STORED DATA:
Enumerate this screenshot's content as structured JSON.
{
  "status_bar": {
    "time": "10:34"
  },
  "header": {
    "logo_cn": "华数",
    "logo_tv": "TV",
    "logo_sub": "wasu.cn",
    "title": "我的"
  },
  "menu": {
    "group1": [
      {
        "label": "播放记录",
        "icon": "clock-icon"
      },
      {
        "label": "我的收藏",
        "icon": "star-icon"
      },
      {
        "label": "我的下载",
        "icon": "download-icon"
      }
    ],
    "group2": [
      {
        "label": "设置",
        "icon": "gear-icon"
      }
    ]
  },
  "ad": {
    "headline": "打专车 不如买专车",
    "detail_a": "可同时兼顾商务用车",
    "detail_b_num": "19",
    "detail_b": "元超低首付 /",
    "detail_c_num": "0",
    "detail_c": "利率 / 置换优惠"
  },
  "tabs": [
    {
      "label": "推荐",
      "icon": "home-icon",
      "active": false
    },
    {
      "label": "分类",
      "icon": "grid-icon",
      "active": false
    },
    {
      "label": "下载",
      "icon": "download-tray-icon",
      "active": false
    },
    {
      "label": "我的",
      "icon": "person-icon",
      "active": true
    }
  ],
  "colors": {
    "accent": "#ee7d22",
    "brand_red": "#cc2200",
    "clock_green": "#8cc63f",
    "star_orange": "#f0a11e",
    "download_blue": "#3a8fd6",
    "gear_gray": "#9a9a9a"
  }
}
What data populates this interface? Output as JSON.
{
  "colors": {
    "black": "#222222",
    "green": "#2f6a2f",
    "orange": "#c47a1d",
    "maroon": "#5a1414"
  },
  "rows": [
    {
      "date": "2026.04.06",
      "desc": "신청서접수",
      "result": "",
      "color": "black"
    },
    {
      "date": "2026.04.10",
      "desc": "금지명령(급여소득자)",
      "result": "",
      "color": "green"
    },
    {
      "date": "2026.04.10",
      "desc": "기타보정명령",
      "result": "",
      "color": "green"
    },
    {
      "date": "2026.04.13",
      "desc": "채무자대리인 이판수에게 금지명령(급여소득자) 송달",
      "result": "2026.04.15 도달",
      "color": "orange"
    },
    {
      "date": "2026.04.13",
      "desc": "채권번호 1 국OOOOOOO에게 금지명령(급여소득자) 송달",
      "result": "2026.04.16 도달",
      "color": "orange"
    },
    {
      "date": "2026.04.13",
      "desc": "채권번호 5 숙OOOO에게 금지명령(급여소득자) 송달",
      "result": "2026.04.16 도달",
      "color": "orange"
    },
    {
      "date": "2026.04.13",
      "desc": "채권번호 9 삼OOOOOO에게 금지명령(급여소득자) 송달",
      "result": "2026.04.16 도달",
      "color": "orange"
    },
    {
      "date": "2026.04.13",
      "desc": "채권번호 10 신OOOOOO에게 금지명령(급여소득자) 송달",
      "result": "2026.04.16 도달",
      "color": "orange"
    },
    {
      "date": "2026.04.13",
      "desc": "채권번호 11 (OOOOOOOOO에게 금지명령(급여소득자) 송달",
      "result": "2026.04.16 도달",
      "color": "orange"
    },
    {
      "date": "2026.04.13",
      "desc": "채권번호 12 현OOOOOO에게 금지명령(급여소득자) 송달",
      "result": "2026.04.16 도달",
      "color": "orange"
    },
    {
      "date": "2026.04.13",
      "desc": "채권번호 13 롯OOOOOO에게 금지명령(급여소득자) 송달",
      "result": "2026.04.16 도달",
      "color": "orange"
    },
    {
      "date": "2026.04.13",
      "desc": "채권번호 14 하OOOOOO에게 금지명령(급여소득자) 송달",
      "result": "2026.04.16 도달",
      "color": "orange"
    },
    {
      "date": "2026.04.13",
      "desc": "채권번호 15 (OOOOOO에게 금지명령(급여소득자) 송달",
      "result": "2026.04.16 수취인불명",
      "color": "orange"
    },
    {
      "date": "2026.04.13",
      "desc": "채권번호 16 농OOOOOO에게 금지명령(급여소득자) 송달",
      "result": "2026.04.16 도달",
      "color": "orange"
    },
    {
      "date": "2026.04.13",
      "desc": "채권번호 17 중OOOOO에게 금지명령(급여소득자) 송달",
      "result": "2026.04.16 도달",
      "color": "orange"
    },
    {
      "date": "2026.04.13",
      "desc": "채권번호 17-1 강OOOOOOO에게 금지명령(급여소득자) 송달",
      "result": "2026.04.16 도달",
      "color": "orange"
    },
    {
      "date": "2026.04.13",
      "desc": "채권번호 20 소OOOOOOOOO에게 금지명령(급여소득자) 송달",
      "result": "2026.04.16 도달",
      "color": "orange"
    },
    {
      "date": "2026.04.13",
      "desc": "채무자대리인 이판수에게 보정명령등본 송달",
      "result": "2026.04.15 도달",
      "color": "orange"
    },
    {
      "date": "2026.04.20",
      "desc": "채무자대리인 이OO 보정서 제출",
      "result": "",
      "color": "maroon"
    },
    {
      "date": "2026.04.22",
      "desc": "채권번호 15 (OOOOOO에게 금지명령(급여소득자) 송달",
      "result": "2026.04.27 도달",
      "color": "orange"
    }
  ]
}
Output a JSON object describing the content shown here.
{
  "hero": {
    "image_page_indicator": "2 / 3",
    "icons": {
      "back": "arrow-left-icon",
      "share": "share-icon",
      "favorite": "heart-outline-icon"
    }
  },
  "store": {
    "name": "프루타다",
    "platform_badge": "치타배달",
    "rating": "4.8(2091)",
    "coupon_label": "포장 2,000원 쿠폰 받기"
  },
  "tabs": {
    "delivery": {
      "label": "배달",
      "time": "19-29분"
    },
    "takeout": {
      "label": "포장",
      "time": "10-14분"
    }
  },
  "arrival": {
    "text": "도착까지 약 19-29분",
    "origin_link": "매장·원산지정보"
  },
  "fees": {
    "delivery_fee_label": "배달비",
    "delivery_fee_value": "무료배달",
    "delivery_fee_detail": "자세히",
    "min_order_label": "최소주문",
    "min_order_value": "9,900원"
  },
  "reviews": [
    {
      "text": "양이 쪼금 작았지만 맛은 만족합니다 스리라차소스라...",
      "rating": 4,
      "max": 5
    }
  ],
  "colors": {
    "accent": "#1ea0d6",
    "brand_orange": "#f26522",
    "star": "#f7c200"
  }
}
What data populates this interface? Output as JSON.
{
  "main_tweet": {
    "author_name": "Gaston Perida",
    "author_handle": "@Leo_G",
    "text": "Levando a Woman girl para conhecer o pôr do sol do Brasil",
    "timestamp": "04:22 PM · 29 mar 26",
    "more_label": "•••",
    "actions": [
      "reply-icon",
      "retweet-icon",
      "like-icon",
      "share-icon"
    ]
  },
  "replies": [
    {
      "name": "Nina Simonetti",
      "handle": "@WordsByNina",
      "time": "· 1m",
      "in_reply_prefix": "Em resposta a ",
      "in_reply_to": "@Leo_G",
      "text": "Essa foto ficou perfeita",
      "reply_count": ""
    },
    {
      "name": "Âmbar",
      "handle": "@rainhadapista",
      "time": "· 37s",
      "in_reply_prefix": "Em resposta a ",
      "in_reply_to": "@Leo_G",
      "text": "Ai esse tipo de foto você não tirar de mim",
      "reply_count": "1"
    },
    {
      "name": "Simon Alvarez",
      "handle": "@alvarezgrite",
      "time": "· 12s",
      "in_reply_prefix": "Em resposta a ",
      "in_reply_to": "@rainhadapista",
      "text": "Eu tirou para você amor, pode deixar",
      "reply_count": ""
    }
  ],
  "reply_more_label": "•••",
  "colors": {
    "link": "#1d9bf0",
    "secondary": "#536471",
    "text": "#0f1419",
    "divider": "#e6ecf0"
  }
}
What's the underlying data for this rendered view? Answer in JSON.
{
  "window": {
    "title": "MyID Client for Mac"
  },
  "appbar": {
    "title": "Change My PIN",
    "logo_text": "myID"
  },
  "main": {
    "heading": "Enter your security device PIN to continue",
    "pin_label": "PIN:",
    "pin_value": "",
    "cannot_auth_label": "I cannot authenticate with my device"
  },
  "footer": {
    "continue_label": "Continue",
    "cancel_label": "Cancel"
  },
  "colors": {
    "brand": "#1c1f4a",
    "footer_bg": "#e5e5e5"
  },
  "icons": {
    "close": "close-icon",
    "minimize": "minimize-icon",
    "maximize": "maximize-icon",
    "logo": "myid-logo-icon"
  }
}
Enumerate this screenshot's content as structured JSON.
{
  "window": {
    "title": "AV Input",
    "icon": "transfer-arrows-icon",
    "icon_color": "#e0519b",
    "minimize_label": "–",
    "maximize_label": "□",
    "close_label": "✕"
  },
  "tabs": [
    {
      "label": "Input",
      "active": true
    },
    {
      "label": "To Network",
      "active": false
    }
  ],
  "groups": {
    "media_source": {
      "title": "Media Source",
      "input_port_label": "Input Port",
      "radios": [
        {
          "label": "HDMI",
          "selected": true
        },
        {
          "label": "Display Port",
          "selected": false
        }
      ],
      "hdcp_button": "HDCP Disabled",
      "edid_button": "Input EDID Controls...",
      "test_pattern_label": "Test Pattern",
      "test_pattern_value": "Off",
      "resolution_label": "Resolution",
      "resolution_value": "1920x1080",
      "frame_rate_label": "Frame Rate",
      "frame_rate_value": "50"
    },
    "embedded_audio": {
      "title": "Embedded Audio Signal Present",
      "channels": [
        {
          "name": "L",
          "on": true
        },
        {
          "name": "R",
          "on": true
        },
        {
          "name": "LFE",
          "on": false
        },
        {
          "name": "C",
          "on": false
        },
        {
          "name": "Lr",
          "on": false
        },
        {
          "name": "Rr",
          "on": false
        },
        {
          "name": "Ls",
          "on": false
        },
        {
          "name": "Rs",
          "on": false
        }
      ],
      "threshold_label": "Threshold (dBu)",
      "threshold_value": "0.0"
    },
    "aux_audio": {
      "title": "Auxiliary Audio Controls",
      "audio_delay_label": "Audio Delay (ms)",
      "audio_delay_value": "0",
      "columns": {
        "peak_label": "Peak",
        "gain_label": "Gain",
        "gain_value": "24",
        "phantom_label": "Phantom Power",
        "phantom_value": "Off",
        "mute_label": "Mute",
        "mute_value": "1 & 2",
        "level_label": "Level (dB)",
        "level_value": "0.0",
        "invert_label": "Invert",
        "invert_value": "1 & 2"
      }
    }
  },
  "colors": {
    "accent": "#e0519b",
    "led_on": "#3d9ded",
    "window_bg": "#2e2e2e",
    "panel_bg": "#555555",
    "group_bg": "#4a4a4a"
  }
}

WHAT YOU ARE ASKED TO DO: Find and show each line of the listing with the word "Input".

ANSWER TO THE PROBLEM:
    "title": "AV Input",
      "label": "Input",
      "input_port_label": "Input Port",
      "edid_button": "Input EDID Controls...",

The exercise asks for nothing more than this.